Black Panther uses grief to create exciting villain

[SPOILERS] To honor a fallen hero, the cast and crew of “Black Panther: Wakanda Forever’’ create a film that portrays grief. The death of actor Chadwick Boseman in 2020 left Marvel Studios with big shoes to fill.


Courtesy of Marvel Studios

Wakanda forever…Walking in ceremonious fashion towards her late brother’s coffin, Shuri, AKA Black Panther, prepares for the tough year ahead. The new Black Panther movie focused on the grieving country of Wakanda and how one death affected the world.

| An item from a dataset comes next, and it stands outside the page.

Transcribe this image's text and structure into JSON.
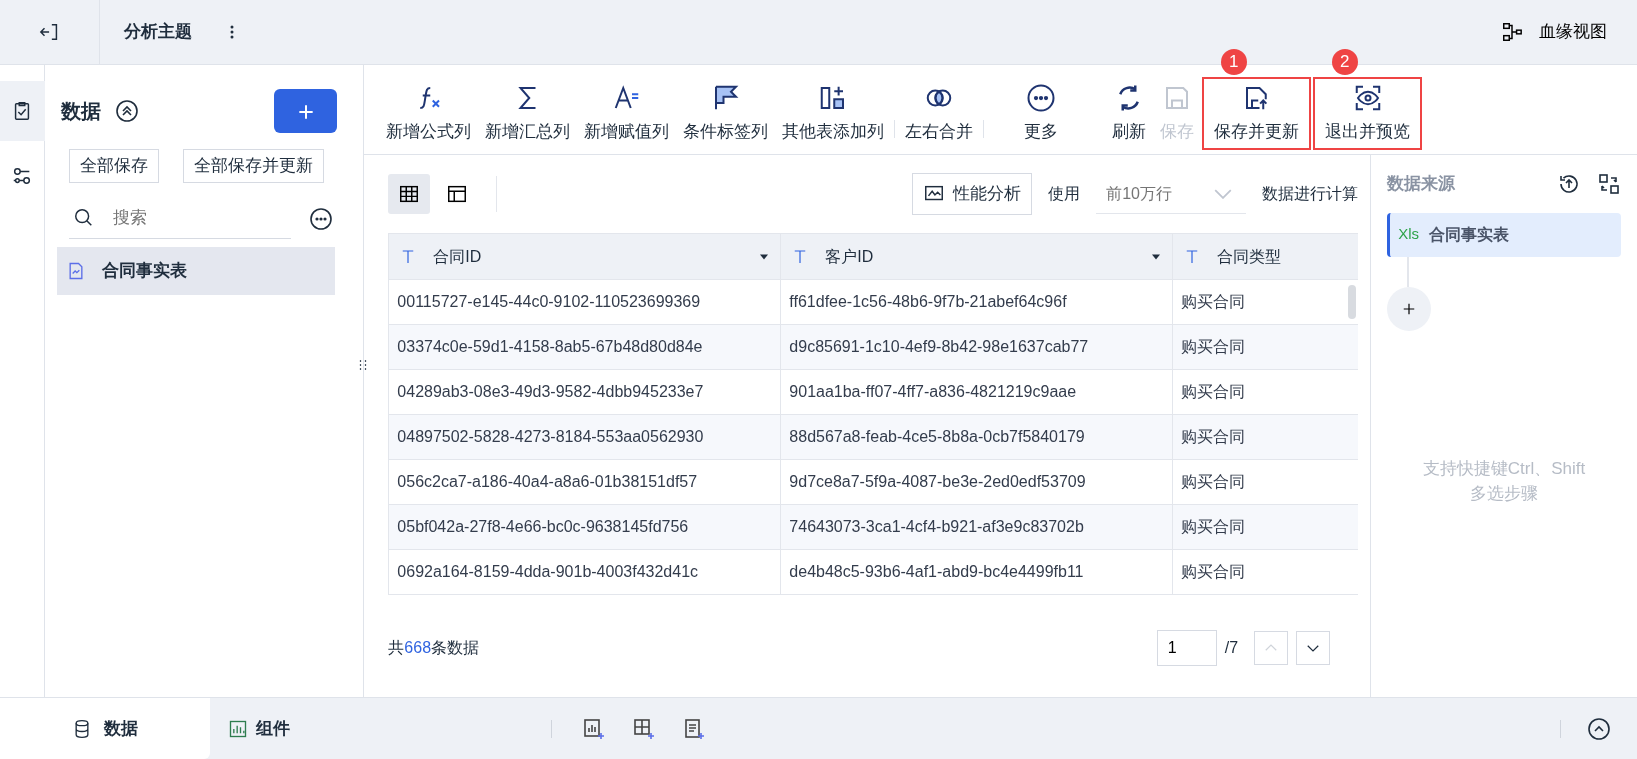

By incorporating grief into the newest Black Panther movie, Marvel Studios is able to expand on old characters and set them up for a bright future in the Marvel Cinematic Universe.
“Black Panther: Wakanda Forever” follows the story of the royal Wakandan family after the death of King T’Challa.
When faced with a threat from the sea, Shuri goes to America to extract MIT scientist Riri Williams and get her to safety. Shuri and Riri are taken by the mutant Namor, who rules the underwater kingdom of Talokan.
The two are rescued and return to Wakanda. The nation is attacked by the ocean-dwellers. Ramonda, Mother of Shuri and queen of Wakanda, is murdered by Namor and the city is left destroyed and flooded. The two powerful kingdoms go to battle and Shuri takes up the mantle of Black Panther. Following her victory over Namor, she learns that her brother had a child before he passed away.
The plot of the movie is perfectly executed. It does not feel too rushed or too slow; the pacing is just right.
The introductions, reunions and deaths of many characters play a large role in the film.
The director, Ryan Coogler, held the constant theme of grief as the city of Wakanda grieves the loss of their king and later their queen.
Shuri also suffers in this movie. After having lost her mother and brother in just over one year, she is left broken and filled with hatred. The film portrays this through inner conflict.
Riri Williams is an awesome addition to the MCU. She is a funny character who has a sister-like relationship with Shuri and a brain similar to Tony Stark’s.
She later becomes Ironheart, who is pretty much the next Iron Man and will be featured in her own show in 2023.
Namor, otherwise known as K’uk’ulkan (“the feather serpent god”), had an amazingly developed story. The strong and menacing antagonist brings cultural background to the MCU. His background creates a perfect villain who we don’t want to die but don’t want to win, very much like Eric Killmonger, the villain from the first “Black Panther.”
Shuri, who becomes Black Panther at the end of the film, has an amazing character arc. Before this film, she was portrayed as the genius and comedic younger sister of T’Challa, but following the losses in her family she is viewed as an adult and fit to rule.
After her encounter with Killmonger in the ancestral plain, she is conflicted about whether she wants to be like her blinded-by-evil cousin or good-hearted brother. Shuri is an amazing Black Panther and fills the role really well.
Another stunning aspect of this movie is the costume design. After the Oscar-winning outfits in the first film, costume designer Ruth Carter did not disappoint.
Carter incorporated colors and patterns into the costumes that further exhibited the tone of the scene while also including the ancient culture of the two civilizations.
The cherry on top of this movie is the original soundtrack from returning composer Ludwig Göransson.
He once again created a score that represents the film beautifully. The audience feels a sense of ancient civilizations, with an angelic yet unnerving side to it. Although the film features a lot of silence to fit the grief, the score perfectly displays the power of two ancient kingdoms clashing, one above the surface and the other below.
“Black Panther: Wakanda Forever” was a spectacular sequel to the amazing first film. The film pays homage to Boseman and his beloved character, introduces new and important characters and gives the audience a glimpse into the future of the Black Panther.